**EXERCISE REQUIREMENTS**
Reproduce verbatim only the lines from the one containing "Give me the" through the last line below, both included.

**MATERIAL FOR THIS EXERCISE**
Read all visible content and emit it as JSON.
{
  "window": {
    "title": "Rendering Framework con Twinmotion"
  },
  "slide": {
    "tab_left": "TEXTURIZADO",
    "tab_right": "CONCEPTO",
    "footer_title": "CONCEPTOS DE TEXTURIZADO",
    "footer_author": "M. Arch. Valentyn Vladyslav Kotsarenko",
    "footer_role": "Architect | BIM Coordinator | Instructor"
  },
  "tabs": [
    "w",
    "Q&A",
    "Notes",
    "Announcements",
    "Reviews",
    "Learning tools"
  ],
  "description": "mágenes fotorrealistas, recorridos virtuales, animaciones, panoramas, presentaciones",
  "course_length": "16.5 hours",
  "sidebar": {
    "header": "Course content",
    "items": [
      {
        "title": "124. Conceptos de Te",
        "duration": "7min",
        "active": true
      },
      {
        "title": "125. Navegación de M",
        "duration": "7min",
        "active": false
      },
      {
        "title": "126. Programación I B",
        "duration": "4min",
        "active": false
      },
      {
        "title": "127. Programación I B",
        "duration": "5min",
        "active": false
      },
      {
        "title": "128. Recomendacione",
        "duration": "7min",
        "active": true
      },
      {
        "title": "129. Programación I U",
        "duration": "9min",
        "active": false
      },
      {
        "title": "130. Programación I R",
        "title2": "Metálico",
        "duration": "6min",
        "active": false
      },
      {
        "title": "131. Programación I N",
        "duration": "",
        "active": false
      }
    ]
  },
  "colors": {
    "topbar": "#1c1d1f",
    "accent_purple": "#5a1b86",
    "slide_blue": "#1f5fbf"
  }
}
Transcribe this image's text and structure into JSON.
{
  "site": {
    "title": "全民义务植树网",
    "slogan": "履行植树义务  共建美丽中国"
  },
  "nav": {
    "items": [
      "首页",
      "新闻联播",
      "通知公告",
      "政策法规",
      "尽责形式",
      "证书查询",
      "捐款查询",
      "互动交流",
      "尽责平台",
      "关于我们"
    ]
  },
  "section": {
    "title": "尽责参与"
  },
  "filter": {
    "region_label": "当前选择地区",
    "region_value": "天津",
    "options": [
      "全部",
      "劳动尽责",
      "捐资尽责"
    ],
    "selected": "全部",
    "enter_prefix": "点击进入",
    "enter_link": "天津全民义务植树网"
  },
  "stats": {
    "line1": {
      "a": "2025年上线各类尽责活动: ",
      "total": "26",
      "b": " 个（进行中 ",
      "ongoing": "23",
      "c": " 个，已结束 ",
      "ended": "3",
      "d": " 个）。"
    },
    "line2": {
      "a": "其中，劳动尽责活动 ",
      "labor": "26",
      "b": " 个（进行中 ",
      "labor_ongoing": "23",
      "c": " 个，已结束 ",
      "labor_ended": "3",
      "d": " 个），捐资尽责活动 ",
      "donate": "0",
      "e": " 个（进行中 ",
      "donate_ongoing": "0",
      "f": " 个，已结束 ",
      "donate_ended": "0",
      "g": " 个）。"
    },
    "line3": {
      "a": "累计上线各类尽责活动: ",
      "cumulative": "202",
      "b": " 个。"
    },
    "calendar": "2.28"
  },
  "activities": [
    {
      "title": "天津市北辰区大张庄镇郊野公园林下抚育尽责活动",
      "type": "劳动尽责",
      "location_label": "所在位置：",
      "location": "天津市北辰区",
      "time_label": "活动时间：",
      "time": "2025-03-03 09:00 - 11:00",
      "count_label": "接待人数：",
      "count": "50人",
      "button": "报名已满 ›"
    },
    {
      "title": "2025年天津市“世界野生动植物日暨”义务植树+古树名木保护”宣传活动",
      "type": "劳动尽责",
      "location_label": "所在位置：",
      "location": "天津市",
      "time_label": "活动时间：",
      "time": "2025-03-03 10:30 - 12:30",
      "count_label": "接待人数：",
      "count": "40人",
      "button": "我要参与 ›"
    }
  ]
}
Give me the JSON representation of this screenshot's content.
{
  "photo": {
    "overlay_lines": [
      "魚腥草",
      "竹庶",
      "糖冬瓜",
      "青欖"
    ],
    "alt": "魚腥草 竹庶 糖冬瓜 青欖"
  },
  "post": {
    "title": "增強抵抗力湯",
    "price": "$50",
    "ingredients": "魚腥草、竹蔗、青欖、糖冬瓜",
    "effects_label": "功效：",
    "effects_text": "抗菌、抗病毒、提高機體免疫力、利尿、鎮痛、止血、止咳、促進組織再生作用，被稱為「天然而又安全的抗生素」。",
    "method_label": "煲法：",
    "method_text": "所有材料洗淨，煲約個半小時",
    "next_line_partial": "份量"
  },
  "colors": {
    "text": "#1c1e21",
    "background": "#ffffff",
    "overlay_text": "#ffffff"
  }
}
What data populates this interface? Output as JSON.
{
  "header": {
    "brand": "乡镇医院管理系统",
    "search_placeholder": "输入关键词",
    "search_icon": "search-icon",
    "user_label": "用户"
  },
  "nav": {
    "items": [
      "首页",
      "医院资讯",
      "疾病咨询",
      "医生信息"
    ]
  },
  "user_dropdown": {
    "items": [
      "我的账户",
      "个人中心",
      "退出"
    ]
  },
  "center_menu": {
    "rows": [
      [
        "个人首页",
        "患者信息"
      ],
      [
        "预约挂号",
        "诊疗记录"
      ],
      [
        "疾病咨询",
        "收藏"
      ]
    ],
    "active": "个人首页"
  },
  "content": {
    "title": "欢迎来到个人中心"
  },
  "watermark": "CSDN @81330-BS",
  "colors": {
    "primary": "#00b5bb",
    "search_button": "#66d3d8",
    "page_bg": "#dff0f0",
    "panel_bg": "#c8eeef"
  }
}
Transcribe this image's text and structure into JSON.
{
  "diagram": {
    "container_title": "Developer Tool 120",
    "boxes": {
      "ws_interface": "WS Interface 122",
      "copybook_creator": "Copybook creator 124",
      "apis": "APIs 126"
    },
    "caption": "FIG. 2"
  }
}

**EXERCISE RESPONSE**
Give me the JSON representation of this screenshot's content.
{
  "photo": {
    "overlay_lines": [
      "魚腥草",
      "竹庶",
      "糖冬瓜",
      "青欖"
    ],
    "alt": "魚腥草 竹庶 糖冬瓜 青欖"
  },
  "post": {
    "title": "增強抵抗力湯",
    "price": "$50",
    "ingredients": "魚腥草、竹蔗、青欖、糖冬瓜",
    "effects_label": "功效：",
    "effects_text": "抗菌、抗病毒、提高機體免疫力、利尿、鎮痛、止血、止咳、促進組織再生作用，被稱為「天然而又安全的抗生素」。",
    "method_label": "煲法：",
    "method_text": "所有材料洗淨，煲約個半小時",
    "next_line_partial": "份量"
  },
  "colors": {
    "text": "#1c1e21",
    "background": "#ffffff",
    "overlay_text": "#ffffff"
  }
}
What data populates this interface? Output as JSON.
{
  "header": {
    "brand": "乡镇医院管理系统",
    "search_placeholder": "输入关键词",
    "search_icon": "search-icon",
    "user_label": "用户"
  },
  "nav": {
    "items": [
      "首页",
      "医院资讯",
      "疾病咨询",
      "医生信息"
    ]
  },
  "user_dropdown": {
    "items": [
      "我的账户",
      "个人中心",
      "退出"
    ]
  },
  "center_menu": {
    "rows": [
      [
        "个人首页",
        "患者信息"
      ],
      [
        "预约挂号",
        "诊疗记录"
      ],
      [
        "疾病咨询",
        "收藏"
      ]
    ],
    "active": "个人首页"
  },
  "content": {
    "title": "欢迎来到个人中心"
  },
  "watermark": "CSDN @81330-BS",
  "colors": {
    "primary": "#00b5bb",
    "search_button": "#66d3d8",
    "page_bg": "#dff0f0",
    "panel_bg": "#c8eeef"
  }
}
Transcribe this image's text and structure into JSON.
{
  "diagram": {
    "container_title": "Developer Tool 120",
    "boxes": {
      "ws_interface": "WS Interface 122",
      "copybook_creator": "Copybook creator 124",
      "apis": "APIs 126"
    },
    "caption": "FIG. 2"
  }
}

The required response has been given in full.